Iceland is wrong example. They're not doing very well, compared to UK and Netherland, whom's citizens deposit burn out into Iceland banks.
Iceland is pure example why today's world is better place or why EU and NATO must exist. Some 70 years before and with cheat like Iceland do, they will became occupied territory within 2 days.

Greece: argument for greedy bankers can't be used here. EU banks doesn't lend money to biz or persons, but to govt of Greece, which as much greedy and financially incapable as borrowers are.
Let me remind you that largest debts in the world belong to govt of US and UK, I suppose you don't want to live in the world where both states show finger to their bankers. BTW to which bankers ?!? FED and Bank of England ? It is same to show finger to yourself.

Dan F. said...

Don't think it is possible for that type of person to be elected in the U.S. with its current one party system. It would be way too late if we did anyway.

Anonymous said...

Sorry to disagree Peter.

I see Greece giving the EU Central bank a default notification and going back to spending like a drunken sailor. That was the platform he ran on. That will end any outside investment in Greece and who could blame anyone for not risking their capitol.

Secondly the Greek government ran crying to anyone who would listen, please give us cash to meet our bills. We'll pay you back when things get better.

Renegotiate the rate if you can but don't whine about getting a bad rate when you have terrible credit.

I think Zimbabwe would be a better economic model to look at.


Peter said...

@Gerry: I agree with you. However, if the EU is no longer providing bailout funds, Greece will have to print its own drachmas - and they'll be usable only inside Greece. They won't be accepted anywhere else. That will put a stop to a great many currency-flight shenanigans.

Anonymous said...

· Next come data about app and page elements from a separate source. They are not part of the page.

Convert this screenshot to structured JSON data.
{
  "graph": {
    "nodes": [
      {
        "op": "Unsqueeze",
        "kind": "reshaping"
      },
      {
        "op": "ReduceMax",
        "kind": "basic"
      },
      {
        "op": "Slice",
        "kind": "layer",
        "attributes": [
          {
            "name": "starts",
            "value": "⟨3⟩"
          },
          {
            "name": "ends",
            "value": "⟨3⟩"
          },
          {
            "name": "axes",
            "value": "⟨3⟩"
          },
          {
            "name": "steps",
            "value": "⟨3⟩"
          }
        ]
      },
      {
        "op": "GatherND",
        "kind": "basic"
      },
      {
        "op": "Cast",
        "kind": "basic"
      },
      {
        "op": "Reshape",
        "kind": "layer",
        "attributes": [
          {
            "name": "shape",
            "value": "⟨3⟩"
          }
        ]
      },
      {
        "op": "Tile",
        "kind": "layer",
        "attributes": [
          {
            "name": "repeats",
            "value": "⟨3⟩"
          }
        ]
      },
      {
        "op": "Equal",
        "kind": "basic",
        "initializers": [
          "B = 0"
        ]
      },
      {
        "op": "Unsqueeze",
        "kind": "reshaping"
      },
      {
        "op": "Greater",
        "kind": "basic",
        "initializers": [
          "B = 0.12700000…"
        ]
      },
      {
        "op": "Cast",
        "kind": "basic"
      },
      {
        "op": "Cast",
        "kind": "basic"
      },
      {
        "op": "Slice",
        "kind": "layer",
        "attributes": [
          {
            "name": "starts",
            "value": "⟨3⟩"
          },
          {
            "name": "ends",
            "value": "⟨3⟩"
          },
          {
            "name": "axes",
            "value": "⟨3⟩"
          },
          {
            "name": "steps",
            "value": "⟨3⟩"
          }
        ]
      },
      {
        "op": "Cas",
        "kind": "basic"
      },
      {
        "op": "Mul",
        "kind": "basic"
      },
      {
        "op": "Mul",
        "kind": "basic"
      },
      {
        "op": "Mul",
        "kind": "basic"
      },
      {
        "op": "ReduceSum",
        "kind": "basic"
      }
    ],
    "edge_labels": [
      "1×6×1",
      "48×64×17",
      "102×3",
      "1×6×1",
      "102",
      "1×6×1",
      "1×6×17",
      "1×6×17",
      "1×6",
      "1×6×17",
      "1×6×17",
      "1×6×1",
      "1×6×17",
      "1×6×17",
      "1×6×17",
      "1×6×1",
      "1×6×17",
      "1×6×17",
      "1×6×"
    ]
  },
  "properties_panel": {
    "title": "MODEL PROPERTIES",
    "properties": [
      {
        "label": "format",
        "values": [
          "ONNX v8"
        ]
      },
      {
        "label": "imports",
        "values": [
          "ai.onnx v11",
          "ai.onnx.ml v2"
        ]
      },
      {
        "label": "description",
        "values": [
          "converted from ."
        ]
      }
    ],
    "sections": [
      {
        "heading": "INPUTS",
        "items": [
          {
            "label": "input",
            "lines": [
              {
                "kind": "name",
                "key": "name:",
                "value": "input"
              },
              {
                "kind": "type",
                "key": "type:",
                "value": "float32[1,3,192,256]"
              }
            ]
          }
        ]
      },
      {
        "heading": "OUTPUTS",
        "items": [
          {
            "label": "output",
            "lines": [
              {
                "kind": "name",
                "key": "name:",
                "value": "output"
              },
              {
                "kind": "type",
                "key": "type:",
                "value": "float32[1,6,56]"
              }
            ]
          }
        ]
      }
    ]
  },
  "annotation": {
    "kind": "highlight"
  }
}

"New Greek PM Alexis Tsipras tells his first cabinet meeting his country will not default on its bailout debts, but will negotiate with creditors." -- BBC, this morning.

Maybe this is a politician's way of saying they WILL default.


Anonymous said...

The Greek people most certainly chose SYRIZA, regardless of what hooting or chest-beating Europe or the rest of the world thought about it. The Hellenic Republic is a sovereign nation, and if they wish to begin some fiscal policy that no one else wishes them to begin, so what? The price of dealing with a republic is that their public may simply change its mind. Did anyone become so deluded as to think that Greek bonds and Greek debts acted as voting shares?

If SYRIZA harms Greece through its decisions, the only people to blame is the Greek People for electing them. If Greece harms its creditors through Greece's decisions, the only people to blame are the creditors for lending to them. For once someone in power has stated reality; the show cannot go on. Let us celebrate this, at least.

-- Smithgift. The openID thing seems to have broken.

PapaMAS said...

Bankers being irresponsible should be punished - as should the government officials which forced the bankers to make irresponsible loans.

Rolf said...

Greece can't stay in the EU and keep the Euro currency and dig its way out. The numbers just don't pencil out. Their only real alternative is to quit the Euro and devalue their currency so they can become economically competitive and start getting people back to work, people who have been priced out of the marketplace by the economic straightjacket the EU/Euro has placed them in.

If Greece bails, and starts doing well, expect the other marginal nations in the EU (Portugal, Italy, and Ireland to start with) to do the same. Whether or not the totally repudiate external debt, write it down, convert it to local (devaluing) currency, or what might vary from place to place.

Trying to prevent the pain of dealing with bad debt for REAL, like Japan has for the last thirty years is a recipe for disaster that only a major banking cartel could like.